[Source records]
-- -- --

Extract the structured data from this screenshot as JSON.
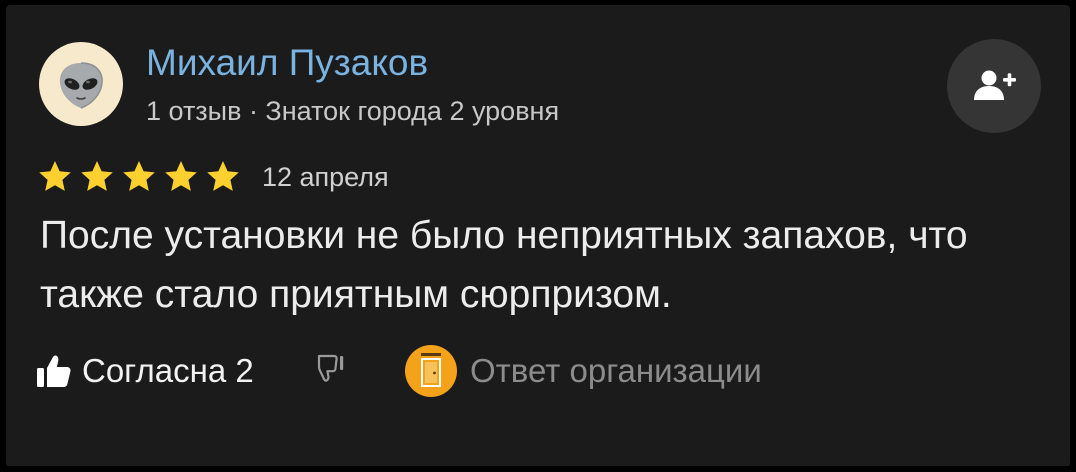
{
  "review": {
    "author": {
      "name": "Михаил Пузаков",
      "meta": "1 отзыв · Знаток города 2 уровня",
      "avatar_icon": "alien-emoji-icon"
    },
    "subscribe_icon": "add-user-icon",
    "rating": {
      "value": 5,
      "max": 5,
      "star_color": "#fcd02f"
    },
    "date": "12 апреля",
    "text": "После установки не было неприятных запахов, что также стало приятным сюрпризом.",
    "actions": {
      "like_label": "Согласна 2",
      "like_icon": "thumbs-up-icon",
      "dislike_icon": "thumbs-down-icon",
      "org_reply_label": "Ответ организации",
      "org_logo_icon": "door-logo-icon"
    }
  },
  "colors": {
    "background": "#1b1b1b",
    "author_name": "#7ab2e0",
    "org_logo_bg": "#f5a21b"
  }
}
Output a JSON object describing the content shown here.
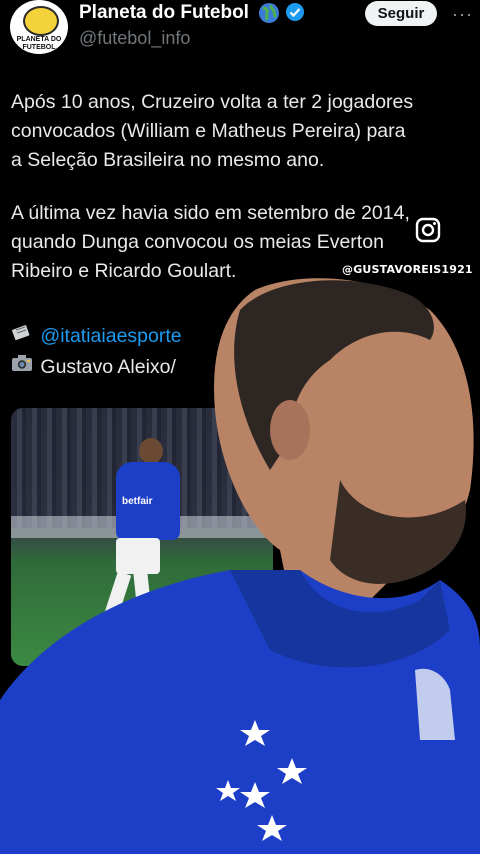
{
  "header": {
    "account_name": "Planeta do Futebol",
    "handle": "@futebol_info",
    "follow_label": "Seguir",
    "more_label": "···",
    "avatar_logo_text": "PLANETA DO FUTEBOL"
  },
  "tweet": {
    "paragraph1": "Após 10 anos, Cruzeiro volta a ter 2 jogadores\nconvocados (William e Matheus Pereira) para\na Seleção Brasileira no mesmo ano.",
    "paragraph2": "A última vez havia sido em setembro de 2014,\nquando Dunga convocou os meias Everton\nRibeiro e Ricardo Goulart.",
    "credit_mention": "@itatiaiaesporte",
    "photo_credit": "Gustavo Aleixo/"
  },
  "photo": {
    "sponsor_text": "betfair"
  },
  "overlay": {
    "watermark": "@GUSTAVOREIS1921"
  },
  "icons": [
    "globe-icon",
    "verified-icon",
    "more-icon",
    "newspaper-icon",
    "camera-icon",
    "instagram-icon"
  ],
  "colors": {
    "background": "#000000",
    "link": "#1d9bf0",
    "verified": "#1d9bf0",
    "jersey": "#1d3fc7"
  }
}
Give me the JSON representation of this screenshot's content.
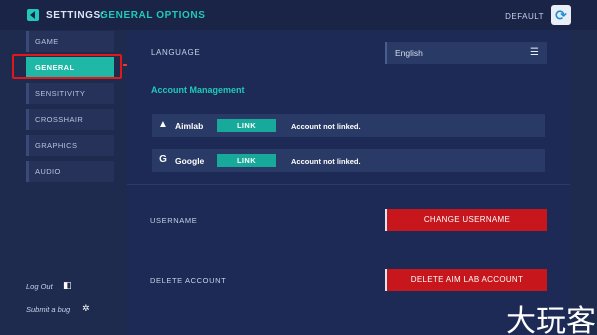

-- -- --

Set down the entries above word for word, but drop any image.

_Written answer_
Extract the structured data from this screenshot as JSON.
{
  "review": {
    "author": {
      "name": "Михаил Пузаков",
      "meta": "1 отзыв · Знаток города 2 уровня",
      "avatar_icon": "alien-emoji-icon"
    },
    "subscribe_icon": "add-user-icon",
    "rating": {
      "value": 5,
      "max": 5,
      "star_color": "#fcd02f"
    },
    "date": "12 апреля",
    "text": "После установки не было неприятных запахов, что также стало приятным сюрпризом.",
    "actions": {
      "like_label": "Согласна 2",
      "like_icon": "thumbs-up-icon",
      "dislike_icon": "thumbs-down-icon",
      "org_reply_label": "Ответ организации",
      "org_logo_icon": "door-logo-icon"
    }
  },
  "colors": {
    "background": "#1b1b1b",
    "author_name": "#7ab2e0",
    "org_logo_bg": "#f5a21b"
  }
}
Output a JSON object describing the content shown here.
{
  "header": {
    "account_name": "Planeta do Futebol",
    "handle": "@futebol_info",
    "follow_label": "Seguir",
    "more_label": "···",
    "avatar_logo_text": "PLANETA DO FUTEBOL"
  },
  "tweet": {
    "paragraph1": "Após 10 anos, Cruzeiro volta a ter 2 jogadores\nconvocados (William e Matheus Pereira) para\na Seleção Brasileira no mesmo ano.",
    "paragraph2": "A última vez havia sido em setembro de 2014,\nquando Dunga convocou os meias Everton\nRibeiro e Ricardo Goulart.",
    "credit_mention": "@itatiaiaesporte",
    "photo_credit": "Gustavo Aleixo/"
  },
  "photo": {
    "sponsor_text": "betfair"
  },
  "overlay": {
    "watermark": "@GUSTAVOREIS1921"
  },
  "icons": [
    "globe-icon",
    "verified-icon",
    "more-icon",
    "newspaper-icon",
    "camera-icon",
    "instagram-icon"
  ],
  "colors": {
    "background": "#000000",
    "link": "#1d9bf0",
    "verified": "#1d9bf0",
    "jersey": "#1d3fc7"
  }
}
Give me the JSON representation of this screenshot's content.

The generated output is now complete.